“What’s really surprising is seeing fire moving into central Europe,” Pyne added. This is a warmer region and historically did not have the wet-dry cycle of the Mediterranean. But now suffering from increasingly frequent heat waves, wildfires can feed on changed conditions. Every hour With these heat events, the region doesn’t fall into years of drought the way California has.
When a hot, dry wind blows, it can quickly absorb moisture from grasses, branches, and shrubs. The big trees hold their moisture and resist burning, but the rest of the plants are now burning. “There is no need to dry the landscape to where it is all of them Thunder,” says Pine. “All you have to do is carry enough fuel, and because of that you can have a very fast and hot fire.”

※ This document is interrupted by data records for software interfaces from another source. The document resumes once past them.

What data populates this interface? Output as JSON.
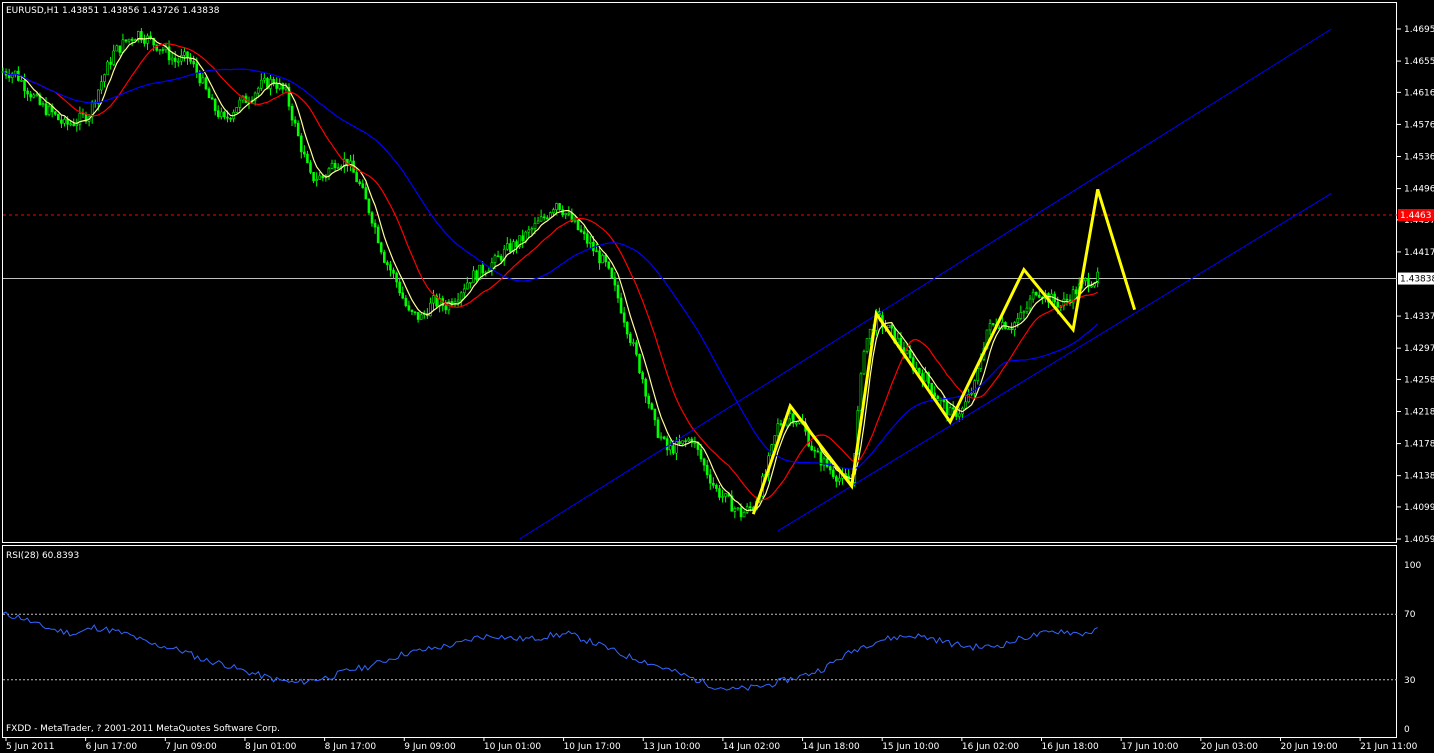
{
  "header": {
    "symbol": "EURUSD,H1",
    "quote": "1.43851 1.43856 1.43726 1.43838"
  },
  "price_axis": {
    "labels": [
      "1.46950",
      "1.46550",
      "1.46160",
      "1.45760",
      "1.45360",
      "1.44960",
      "1.44570",
      "1.44170",
      "1.43370",
      "1.42970",
      "1.42580",
      "1.42180",
      "1.41780",
      "1.41380",
      "1.40990",
      "1.40590"
    ],
    "current_tag": "1.43838",
    "level_tag": "1.4463"
  },
  "time_axis": {
    "labels": [
      "5 Jun 2011",
      "6 Jun 17:00",
      "7 Jun 09:00",
      "8 Jun 01:00",
      "8 Jun 17:00",
      "9 Jun 09:00",
      "10 Jun 01:00",
      "10 Jun 17:00",
      "13 Jun 10:00",
      "14 Jun 02:00",
      "14 Jun 18:00",
      "15 Jun 10:00",
      "16 Jun 02:00",
      "16 Jun 18:00",
      "17 Jun 10:00",
      "20 Jun 03:00",
      "20 Jun 19:00",
      "21 Jun 11:00"
    ]
  },
  "indicator": {
    "name": "RSI(28) 60.8393",
    "labels": [
      "100",
      "70",
      "30",
      "0"
    ]
  },
  "footer": {
    "copyright": "FXDD - MetaTrader, ? 2001-2011 MetaQuotes Software Corp."
  },
  "colors": {
    "background": "#000000",
    "candles": "#00ff00",
    "ma_fast": "#ffff99",
    "ma_mid": "#ff0000",
    "ma_slow": "#0000ff",
    "rsi": "#3366ff",
    "zigzag": "#ffff00",
    "channel": "#0000ff",
    "level": "#ff0000",
    "current": "#c0c0c0"
  },
  "chart_data": [
    {
      "type": "candlestick",
      "title": "EURUSD,H1",
      "ylim": [
        1.4059,
        1.4695
      ],
      "close_path": [
        [
          0,
          1.4642
        ],
        [
          1,
          1.464
        ],
        [
          2,
          1.462
        ],
        [
          3,
          1.46
        ],
        [
          4,
          1.459
        ],
        [
          5,
          1.4575
        ],
        [
          6,
          1.458
        ],
        [
          7,
          1.459
        ],
        [
          8,
          1.463
        ],
        [
          9,
          1.4665
        ],
        [
          10,
          1.468
        ],
        [
          11,
          1.469
        ],
        [
          12,
          1.468
        ],
        [
          13,
          1.467
        ],
        [
          14,
          1.4655
        ],
        [
          15,
          1.466
        ],
        [
          16,
          1.4635
        ],
        [
          17,
          1.46
        ],
        [
          18,
          1.458
        ],
        [
          19,
          1.46
        ],
        [
          20,
          1.461
        ],
        [
          21,
          1.4625
        ],
        [
          22,
          1.463
        ],
        [
          23,
          1.4615
        ],
        [
          24,
          1.456
        ],
        [
          25,
          1.451
        ],
        [
          26,
          1.451
        ],
        [
          27,
          1.453
        ],
        [
          28,
          1.453
        ],
        [
          29,
          1.45
        ],
        [
          30,
          1.446
        ],
        [
          31,
          1.441
        ],
        [
          32,
          1.438
        ],
        [
          33,
          1.434
        ],
        [
          34,
          1.4335
        ],
        [
          35,
          1.4355
        ],
        [
          36,
          1.435
        ],
        [
          37,
          1.4365
        ],
        [
          38,
          1.4385
        ],
        [
          39,
          1.4395
        ],
        [
          40,
          1.4405
        ],
        [
          41,
          1.442
        ],
        [
          42,
          1.443
        ],
        [
          43,
          1.4445
        ],
        [
          44,
          1.446
        ],
        [
          45,
          1.448
        ],
        [
          46,
          1.446
        ],
        [
          47,
          1.444
        ],
        [
          48,
          1.442
        ],
        [
          49,
          1.44
        ],
        [
          50,
          1.436
        ],
        [
          51,
          1.431
        ],
        [
          52,
          1.426
        ],
        [
          53,
          1.42
        ],
        [
          54,
          1.417
        ],
        [
          55,
          1.4175
        ],
        [
          56,
          1.4185
        ],
        [
          57,
          1.415
        ],
        [
          58,
          1.412
        ],
        [
          59,
          1.4105
        ],
        [
          60,
          1.409
        ],
        [
          61,
          1.41
        ],
        [
          62,
          1.414
        ],
        [
          63,
          1.42
        ],
        [
          64,
          1.4215
        ],
        [
          65,
          1.42
        ],
        [
          66,
          1.4165
        ],
        [
          67,
          1.415
        ],
        [
          68,
          1.4135
        ],
        [
          69,
          1.413
        ],
        [
          70,
          1.43
        ],
        [
          71,
          1.4335
        ],
        [
          72,
          1.432
        ],
        [
          73,
          1.43
        ],
        [
          74,
          1.4275
        ],
        [
          75,
          1.426
        ],
        [
          76,
          1.4235
        ],
        [
          77,
          1.4215
        ],
        [
          78,
          1.422
        ],
        [
          79,
          1.425
        ],
        [
          80,
          1.432
        ],
        [
          81,
          1.433
        ],
        [
          82,
          1.4325
        ],
        [
          83,
          1.434
        ],
        [
          84,
          1.437
        ],
        [
          85,
          1.436
        ],
        [
          86,
          1.435
        ],
        [
          87,
          1.4365
        ],
        [
          88,
          1.438
        ],
        [
          89,
          1.4384
        ]
      ],
      "series": [
        {
          "name": "MA fast",
          "color": "#ffff99"
        },
        {
          "name": "MA mid",
          "color": "#ff0000"
        },
        {
          "name": "MA slow",
          "color": "#0000ff"
        }
      ],
      "zigzag": [
        [
          61,
          1.409
        ],
        [
          64,
          1.4225
        ],
        [
          69,
          1.4125
        ],
        [
          71,
          1.434
        ],
        [
          77,
          1.4205
        ],
        [
          83,
          1.4395
        ],
        [
          87,
          1.432
        ],
        [
          89,
          1.4495
        ],
        [
          92,
          1.4345
        ]
      ],
      "channel_upper": [
        [
          42,
          1.4059
        ],
        [
          108,
          1.4695
        ]
      ],
      "channel_lower": [
        [
          63,
          1.4069
        ],
        [
          108,
          1.449
        ]
      ],
      "horizontal_levels": [
        1.4463,
        1.43838
      ]
    },
    {
      "type": "line",
      "title": "RSI(28) 60.8393",
      "ylim": [
        0,
        100
      ],
      "levels": [
        30,
        70
      ],
      "values": [
        [
          0,
          70
        ],
        [
          3,
          68
        ],
        [
          6,
          63
        ],
        [
          9,
          60
        ],
        [
          12,
          58
        ],
        [
          15,
          62
        ],
        [
          18,
          60
        ],
        [
          21,
          57
        ],
        [
          24,
          52
        ],
        [
          27,
          50
        ],
        [
          30,
          47
        ],
        [
          33,
          42
        ],
        [
          36,
          40
        ],
        [
          39,
          36
        ],
        [
          42,
          33
        ],
        [
          45,
          30
        ],
        [
          48,
          28
        ],
        [
          51,
          30
        ],
        [
          54,
          32
        ],
        [
          57,
          36
        ],
        [
          60,
          38
        ],
        [
          63,
          42
        ],
        [
          66,
          46
        ],
        [
          69,
          48
        ],
        [
          72,
          50
        ],
        [
          75,
          52
        ],
        [
          78,
          56
        ],
        [
          81,
          57
        ],
        [
          84,
          55
        ],
        [
          87,
          55
        ],
        [
          90,
          57
        ],
        [
          93,
          58
        ],
        [
          96,
          54
        ],
        [
          99,
          50
        ],
        [
          102,
          45
        ],
        [
          105,
          42
        ],
        [
          108,
          38
        ],
        [
          111,
          34
        ],
        [
          114,
          30
        ],
        [
          117,
          26
        ],
        [
          120,
          24
        ],
        [
          123,
          25
        ],
        [
          126,
          27
        ],
        [
          129,
          30
        ],
        [
          132,
          33
        ],
        [
          135,
          37
        ],
        [
          138,
          44
        ],
        [
          141,
          50
        ],
        [
          144,
          54
        ],
        [
          147,
          56
        ],
        [
          150,
          57
        ],
        [
          153,
          55
        ],
        [
          156,
          52
        ],
        [
          159,
          50
        ],
        [
          162,
          50
        ],
        [
          165,
          52
        ],
        [
          168,
          56
        ],
        [
          171,
          58
        ],
        [
          174,
          60
        ],
        [
          177,
          58
        ],
        [
          180,
          60
        ]
      ]
    }
  ]
}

As a result, scientists say, Europe’s “fire regime” is changing: as it warms, fire behavior changes. As the dryness of the plant increases, the amount of energy released during combustion increases. “So the lack of water increases the power of the fire dramatically and these fires multiply quickly,” said Guillermo Raine, who studies fires at Imperial College London. “Some of these fires are really impossible to stop.”
Fire scientists say the best way to reduce the risk is to reduce overgrowth and use more controlled burns. But Raine points out that this can be a tough sell to the public. “I’m from Spain—I grew up in a world where any fire is wrong,” he said. Some people object to the smoke, which can aggravate respiratory conditions such as asthma. But the alternative is more and more out-of-control fires that belch more smoke and suffocate communities for days. And firefighters take extra care to do controlled burns on days when conditions don’t send smoke into people.
Arguing with small fire may seem counterintuitive. But the adjustment is more controlled, useful ignition – literally fighting fire with fire. “Unfortunately, the real limiting factor is that there aren’t enough people doing prescribed burning,” Raine says. “There are not enough people who support this concept “Prescribed Burning”.
Originally published by Wired